_Aim of the task_. Beneath this task are records; count how many lines include the string "authMiddleware" and answer with that number alone.

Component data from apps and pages
+ + + + +
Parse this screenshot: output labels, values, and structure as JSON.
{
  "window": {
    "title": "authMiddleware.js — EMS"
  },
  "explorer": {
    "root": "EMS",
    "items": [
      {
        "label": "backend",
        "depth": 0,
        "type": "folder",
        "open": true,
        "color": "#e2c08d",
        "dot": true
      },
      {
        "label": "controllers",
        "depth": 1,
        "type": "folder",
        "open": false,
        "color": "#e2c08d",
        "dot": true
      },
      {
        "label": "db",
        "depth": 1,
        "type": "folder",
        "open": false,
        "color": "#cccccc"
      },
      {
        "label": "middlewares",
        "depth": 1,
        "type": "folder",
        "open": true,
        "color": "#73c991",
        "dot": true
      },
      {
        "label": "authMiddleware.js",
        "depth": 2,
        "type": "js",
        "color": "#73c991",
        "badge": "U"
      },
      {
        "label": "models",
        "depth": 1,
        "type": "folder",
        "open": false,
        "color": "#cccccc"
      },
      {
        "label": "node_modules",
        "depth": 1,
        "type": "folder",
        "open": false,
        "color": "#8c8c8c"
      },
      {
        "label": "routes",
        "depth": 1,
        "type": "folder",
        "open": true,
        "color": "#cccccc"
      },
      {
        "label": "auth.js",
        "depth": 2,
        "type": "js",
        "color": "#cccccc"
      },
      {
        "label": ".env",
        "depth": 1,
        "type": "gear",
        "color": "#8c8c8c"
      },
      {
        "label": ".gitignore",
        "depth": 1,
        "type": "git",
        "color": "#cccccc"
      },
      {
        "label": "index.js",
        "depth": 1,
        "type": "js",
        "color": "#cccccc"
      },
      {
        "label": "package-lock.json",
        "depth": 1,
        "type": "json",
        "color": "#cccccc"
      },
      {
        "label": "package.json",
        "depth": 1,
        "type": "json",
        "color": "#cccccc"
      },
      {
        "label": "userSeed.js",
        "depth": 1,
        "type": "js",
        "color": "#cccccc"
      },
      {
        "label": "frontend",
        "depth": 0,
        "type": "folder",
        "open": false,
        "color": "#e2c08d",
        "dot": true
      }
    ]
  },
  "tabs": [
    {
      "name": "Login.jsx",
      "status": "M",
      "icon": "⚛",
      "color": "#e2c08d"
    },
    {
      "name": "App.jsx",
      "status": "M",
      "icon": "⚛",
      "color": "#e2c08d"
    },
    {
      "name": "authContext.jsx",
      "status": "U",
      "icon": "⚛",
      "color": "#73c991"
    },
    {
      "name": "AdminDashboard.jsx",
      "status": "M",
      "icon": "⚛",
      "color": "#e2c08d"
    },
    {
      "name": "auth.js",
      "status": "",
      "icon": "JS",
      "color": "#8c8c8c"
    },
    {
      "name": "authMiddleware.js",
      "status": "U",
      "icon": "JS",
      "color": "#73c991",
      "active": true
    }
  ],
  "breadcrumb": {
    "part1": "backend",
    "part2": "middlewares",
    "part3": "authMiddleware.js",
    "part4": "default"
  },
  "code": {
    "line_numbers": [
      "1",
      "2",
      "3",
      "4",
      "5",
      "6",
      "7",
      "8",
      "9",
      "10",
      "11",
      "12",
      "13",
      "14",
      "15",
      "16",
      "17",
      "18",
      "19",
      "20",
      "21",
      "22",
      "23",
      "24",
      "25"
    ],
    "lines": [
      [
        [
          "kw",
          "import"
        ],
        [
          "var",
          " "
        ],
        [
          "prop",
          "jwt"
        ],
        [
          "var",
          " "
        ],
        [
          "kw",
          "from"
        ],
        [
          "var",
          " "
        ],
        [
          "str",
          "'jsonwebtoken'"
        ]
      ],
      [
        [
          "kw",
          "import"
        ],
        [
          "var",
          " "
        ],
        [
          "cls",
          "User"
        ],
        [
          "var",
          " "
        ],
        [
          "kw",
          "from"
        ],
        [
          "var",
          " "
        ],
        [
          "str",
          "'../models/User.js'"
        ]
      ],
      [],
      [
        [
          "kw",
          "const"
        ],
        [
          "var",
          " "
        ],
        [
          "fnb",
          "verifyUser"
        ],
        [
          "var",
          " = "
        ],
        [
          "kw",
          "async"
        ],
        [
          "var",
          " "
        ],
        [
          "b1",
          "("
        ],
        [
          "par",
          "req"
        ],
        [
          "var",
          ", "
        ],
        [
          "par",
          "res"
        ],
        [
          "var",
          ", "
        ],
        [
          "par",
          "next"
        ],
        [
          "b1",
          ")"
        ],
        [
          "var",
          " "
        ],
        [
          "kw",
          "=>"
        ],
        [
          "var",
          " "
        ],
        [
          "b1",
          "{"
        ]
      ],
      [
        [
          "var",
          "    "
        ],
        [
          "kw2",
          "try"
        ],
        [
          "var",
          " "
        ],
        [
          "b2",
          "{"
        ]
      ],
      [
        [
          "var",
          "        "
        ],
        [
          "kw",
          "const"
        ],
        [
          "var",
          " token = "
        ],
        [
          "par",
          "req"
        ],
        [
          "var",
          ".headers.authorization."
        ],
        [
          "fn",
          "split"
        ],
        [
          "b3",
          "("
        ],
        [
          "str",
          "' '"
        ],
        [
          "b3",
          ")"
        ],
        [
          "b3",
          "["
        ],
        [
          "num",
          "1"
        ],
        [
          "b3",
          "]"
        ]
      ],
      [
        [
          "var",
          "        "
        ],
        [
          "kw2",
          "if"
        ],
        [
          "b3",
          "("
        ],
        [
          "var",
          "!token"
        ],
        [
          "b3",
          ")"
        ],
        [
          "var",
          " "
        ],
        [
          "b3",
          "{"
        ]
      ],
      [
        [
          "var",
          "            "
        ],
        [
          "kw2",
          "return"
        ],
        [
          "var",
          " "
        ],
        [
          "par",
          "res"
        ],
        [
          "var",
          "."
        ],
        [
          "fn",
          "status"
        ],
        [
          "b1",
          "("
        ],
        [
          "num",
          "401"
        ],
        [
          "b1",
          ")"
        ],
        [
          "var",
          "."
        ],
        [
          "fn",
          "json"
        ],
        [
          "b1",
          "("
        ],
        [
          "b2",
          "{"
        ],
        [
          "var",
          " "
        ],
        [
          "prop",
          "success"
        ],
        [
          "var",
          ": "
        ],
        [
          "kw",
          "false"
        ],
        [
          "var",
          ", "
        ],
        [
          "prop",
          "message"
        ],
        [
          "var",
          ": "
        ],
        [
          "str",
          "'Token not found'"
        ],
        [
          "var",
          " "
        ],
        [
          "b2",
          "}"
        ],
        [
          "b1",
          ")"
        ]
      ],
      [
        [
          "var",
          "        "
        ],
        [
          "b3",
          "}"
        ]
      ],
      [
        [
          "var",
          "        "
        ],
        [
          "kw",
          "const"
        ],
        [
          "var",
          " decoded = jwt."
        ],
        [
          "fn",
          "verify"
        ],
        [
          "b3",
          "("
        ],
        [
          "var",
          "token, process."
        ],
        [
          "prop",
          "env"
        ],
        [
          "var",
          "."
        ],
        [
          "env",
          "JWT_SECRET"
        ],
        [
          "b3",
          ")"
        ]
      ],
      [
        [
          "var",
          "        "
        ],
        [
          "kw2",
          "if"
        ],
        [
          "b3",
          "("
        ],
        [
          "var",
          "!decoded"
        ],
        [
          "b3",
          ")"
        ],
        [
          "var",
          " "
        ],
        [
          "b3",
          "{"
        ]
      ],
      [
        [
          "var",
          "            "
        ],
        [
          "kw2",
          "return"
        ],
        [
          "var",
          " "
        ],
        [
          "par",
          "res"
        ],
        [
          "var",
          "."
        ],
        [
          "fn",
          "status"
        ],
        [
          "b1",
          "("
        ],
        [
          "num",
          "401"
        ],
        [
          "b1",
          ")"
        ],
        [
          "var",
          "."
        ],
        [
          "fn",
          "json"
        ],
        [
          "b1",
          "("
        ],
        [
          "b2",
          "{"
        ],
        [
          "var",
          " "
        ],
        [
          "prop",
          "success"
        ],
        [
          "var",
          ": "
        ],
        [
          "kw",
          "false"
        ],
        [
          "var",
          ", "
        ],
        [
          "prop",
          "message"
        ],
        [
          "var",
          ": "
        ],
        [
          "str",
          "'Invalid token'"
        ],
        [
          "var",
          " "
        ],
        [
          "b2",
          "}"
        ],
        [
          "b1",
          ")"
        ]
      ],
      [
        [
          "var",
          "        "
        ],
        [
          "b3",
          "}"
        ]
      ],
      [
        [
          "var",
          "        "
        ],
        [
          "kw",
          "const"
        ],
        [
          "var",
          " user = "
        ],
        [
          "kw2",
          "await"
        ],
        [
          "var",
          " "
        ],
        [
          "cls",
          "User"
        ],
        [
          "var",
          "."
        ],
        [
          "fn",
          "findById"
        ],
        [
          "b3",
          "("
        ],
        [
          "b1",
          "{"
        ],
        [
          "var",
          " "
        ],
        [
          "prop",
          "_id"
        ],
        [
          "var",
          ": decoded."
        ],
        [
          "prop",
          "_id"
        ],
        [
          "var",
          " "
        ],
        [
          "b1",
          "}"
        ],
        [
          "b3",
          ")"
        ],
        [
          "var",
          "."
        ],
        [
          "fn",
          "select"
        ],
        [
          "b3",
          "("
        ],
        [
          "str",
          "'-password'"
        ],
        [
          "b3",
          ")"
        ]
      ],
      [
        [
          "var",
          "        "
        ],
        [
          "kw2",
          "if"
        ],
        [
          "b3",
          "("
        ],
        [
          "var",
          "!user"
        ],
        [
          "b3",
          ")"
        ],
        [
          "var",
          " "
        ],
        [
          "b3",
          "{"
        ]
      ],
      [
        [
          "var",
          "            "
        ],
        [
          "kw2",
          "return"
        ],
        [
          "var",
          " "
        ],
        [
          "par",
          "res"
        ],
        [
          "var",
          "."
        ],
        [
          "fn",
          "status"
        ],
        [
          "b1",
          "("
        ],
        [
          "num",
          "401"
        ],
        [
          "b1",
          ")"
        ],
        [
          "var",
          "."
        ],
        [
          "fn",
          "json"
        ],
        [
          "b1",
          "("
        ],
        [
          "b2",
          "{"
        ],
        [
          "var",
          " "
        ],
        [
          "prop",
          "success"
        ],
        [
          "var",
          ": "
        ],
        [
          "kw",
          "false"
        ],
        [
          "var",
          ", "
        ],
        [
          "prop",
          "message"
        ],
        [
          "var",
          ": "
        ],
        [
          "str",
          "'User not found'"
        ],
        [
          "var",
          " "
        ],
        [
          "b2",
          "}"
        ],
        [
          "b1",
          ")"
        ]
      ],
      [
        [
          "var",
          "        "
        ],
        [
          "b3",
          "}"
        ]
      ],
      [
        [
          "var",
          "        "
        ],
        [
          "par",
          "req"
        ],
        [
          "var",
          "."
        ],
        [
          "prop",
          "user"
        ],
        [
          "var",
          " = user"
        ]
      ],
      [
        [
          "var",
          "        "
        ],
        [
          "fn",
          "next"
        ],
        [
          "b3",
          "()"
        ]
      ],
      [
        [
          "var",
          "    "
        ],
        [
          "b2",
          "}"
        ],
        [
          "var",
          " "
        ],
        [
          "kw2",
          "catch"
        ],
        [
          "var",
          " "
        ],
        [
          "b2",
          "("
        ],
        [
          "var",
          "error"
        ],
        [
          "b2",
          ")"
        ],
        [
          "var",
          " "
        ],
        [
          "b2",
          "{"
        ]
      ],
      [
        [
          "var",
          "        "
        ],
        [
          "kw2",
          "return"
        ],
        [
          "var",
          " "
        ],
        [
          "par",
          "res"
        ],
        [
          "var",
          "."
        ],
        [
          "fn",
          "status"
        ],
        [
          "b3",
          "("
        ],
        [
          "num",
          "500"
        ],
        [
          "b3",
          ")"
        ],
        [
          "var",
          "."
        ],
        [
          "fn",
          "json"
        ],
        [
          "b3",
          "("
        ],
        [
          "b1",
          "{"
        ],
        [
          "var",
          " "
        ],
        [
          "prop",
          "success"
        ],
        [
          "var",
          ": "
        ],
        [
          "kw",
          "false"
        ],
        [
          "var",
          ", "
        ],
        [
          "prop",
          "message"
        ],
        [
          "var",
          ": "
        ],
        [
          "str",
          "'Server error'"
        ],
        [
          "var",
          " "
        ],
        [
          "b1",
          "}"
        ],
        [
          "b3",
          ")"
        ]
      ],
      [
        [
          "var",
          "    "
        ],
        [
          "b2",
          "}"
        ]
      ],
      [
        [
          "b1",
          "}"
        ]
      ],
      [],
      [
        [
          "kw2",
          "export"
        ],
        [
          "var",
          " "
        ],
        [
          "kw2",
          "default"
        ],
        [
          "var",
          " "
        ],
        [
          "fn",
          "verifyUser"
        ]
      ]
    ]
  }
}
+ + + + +
_Solution to the exercise_. 4